We were up and at ’em sometime around 6 AM when Team Canada lit up the place and downed huge bowls of Captain Crunch before they headed up to try and reach Baxter Peak, traverse the Knife Edge, and then hobble back here to Katahdin Stream campground. Wish I knew how it all played out for them.
What an enjoyable and easy seven mile hike we had today! We had light rain just at the start, for about two miles, but the rain worked with the colorful leaves to draw our attention to the mottled landscapes that surrounded us. The ground was coated with reddish maple and yellowed birch leaves. There were many streams to cross, and greasy puncheons to test our Slip and Slide skills.
We stopped for lunch, where I fired up my stove.
I was very pleased at the taste and quality of my newly found Campbell’s soup packet, plus there is no can to pack out. Pat and Marcia are great hiking partners. Pat has a keen eye for wildlife. He spotted this spotted salamander partially hidden by the fallen leaves.
Even Martha didn’t complain much when she slipped, fell, and drenched her butt in a cold puddle.
When we reached Whitten Pond, there was nothing but fog in front of us.
No moose sightings here.
We passed three massive boulders left behind by the retreating glaciers some 12,000 years ago.
The biggest one was “house-sized”, for sure.
Two stream crossings of the Wassatiquoik were deep enough that we switched out hiking boots for Tevas and Crocs, and just plough through the rushing waters.

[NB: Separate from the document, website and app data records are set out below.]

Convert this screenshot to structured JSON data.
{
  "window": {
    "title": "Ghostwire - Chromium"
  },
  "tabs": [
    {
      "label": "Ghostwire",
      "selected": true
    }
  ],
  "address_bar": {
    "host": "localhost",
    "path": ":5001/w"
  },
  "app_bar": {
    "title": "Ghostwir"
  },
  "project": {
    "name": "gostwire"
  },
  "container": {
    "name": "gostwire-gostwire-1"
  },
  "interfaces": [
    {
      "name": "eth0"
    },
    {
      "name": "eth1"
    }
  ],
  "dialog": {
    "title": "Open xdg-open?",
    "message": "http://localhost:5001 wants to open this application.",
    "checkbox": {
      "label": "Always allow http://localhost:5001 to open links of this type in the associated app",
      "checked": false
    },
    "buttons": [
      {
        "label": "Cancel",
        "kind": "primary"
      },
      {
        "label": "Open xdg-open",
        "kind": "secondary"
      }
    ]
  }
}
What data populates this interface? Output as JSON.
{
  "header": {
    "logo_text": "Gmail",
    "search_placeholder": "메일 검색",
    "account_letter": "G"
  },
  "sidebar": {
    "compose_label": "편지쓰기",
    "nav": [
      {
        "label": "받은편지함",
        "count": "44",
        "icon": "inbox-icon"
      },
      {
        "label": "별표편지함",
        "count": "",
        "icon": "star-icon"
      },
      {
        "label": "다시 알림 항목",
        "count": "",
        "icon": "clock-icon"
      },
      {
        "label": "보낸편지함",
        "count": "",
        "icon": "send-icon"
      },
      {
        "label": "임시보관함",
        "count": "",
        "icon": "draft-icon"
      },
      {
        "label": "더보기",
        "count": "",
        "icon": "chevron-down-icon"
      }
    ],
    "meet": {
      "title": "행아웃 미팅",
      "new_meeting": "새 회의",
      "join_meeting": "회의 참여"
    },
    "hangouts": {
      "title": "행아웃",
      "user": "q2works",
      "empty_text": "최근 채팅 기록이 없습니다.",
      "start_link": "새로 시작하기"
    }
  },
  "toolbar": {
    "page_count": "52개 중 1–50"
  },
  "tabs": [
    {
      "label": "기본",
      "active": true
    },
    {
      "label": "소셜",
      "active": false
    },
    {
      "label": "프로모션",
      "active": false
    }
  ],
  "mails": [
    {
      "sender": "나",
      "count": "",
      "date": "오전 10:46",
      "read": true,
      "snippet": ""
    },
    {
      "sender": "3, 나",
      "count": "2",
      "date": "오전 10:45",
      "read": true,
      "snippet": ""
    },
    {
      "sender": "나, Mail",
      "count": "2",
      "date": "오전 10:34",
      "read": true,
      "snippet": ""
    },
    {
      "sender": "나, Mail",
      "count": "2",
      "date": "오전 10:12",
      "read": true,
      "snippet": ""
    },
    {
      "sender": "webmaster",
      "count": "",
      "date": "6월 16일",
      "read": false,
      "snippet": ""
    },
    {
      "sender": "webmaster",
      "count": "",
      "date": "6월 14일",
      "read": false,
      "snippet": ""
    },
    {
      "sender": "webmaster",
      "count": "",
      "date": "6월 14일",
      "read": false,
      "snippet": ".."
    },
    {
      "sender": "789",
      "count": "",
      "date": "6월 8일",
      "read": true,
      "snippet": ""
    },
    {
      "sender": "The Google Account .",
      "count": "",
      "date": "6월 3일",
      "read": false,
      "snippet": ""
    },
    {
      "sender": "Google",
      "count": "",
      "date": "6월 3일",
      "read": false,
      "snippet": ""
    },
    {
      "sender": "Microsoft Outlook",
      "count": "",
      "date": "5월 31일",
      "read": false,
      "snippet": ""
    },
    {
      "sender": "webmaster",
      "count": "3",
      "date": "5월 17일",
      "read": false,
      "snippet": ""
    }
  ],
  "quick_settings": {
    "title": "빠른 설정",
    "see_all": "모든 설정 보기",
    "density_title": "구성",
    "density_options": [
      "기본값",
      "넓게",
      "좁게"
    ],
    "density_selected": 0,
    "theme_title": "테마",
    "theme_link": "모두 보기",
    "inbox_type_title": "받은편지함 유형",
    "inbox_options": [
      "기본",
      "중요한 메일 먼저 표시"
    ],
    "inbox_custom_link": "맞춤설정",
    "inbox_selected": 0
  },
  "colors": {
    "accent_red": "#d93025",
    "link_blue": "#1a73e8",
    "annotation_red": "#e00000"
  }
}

The cold freshness felt good on my feet and lasted a surprisingly long time.
Marcia was impressive on point in moving us along at a steady 2.4 mph clip, despite the rain-lubrication layer covering the ever present bare root and lichen-encrusted granite pathway below.
We reached the Russell Pond Campground by 1:20 PM; a superb start to day 1 of our Columbus Day Weekend. It was no longer raining, and we threw our packs down at the weighing station.
Both Pat’s and my pack tipped the scales at 42 pounds. How the heck did that happen?
At Russell, we were checked in by Brendan, the ranger, who lives near us and has been working here for 21 years. He let us borrow a bow saw and led us to a recently fallen dry maple that provided us with firewood for the bunkhouse. He came over later and visited with us after it started raining again. It was tough to hear that there was a cache of dry split firewood locked up is a big plywood box on the bunkhouse porch that was being saved for upcoming winter season. If I had known that there was no firewood for sale here I would have packed in my axe that is sitting in my car back in the Roaring Brook lot.
Marcia cooked our supper of steak, fresh zucchini, peppers, and tomatoes on top of the wood stove here. I made up a aluminum pie tin filled with no-bake Cherry Cheesecake for dessert.
The other party of four renting out the second 4 bunk sleeping room never showed up so we had the whole bunkhouse to our selves for the rest of the weekend.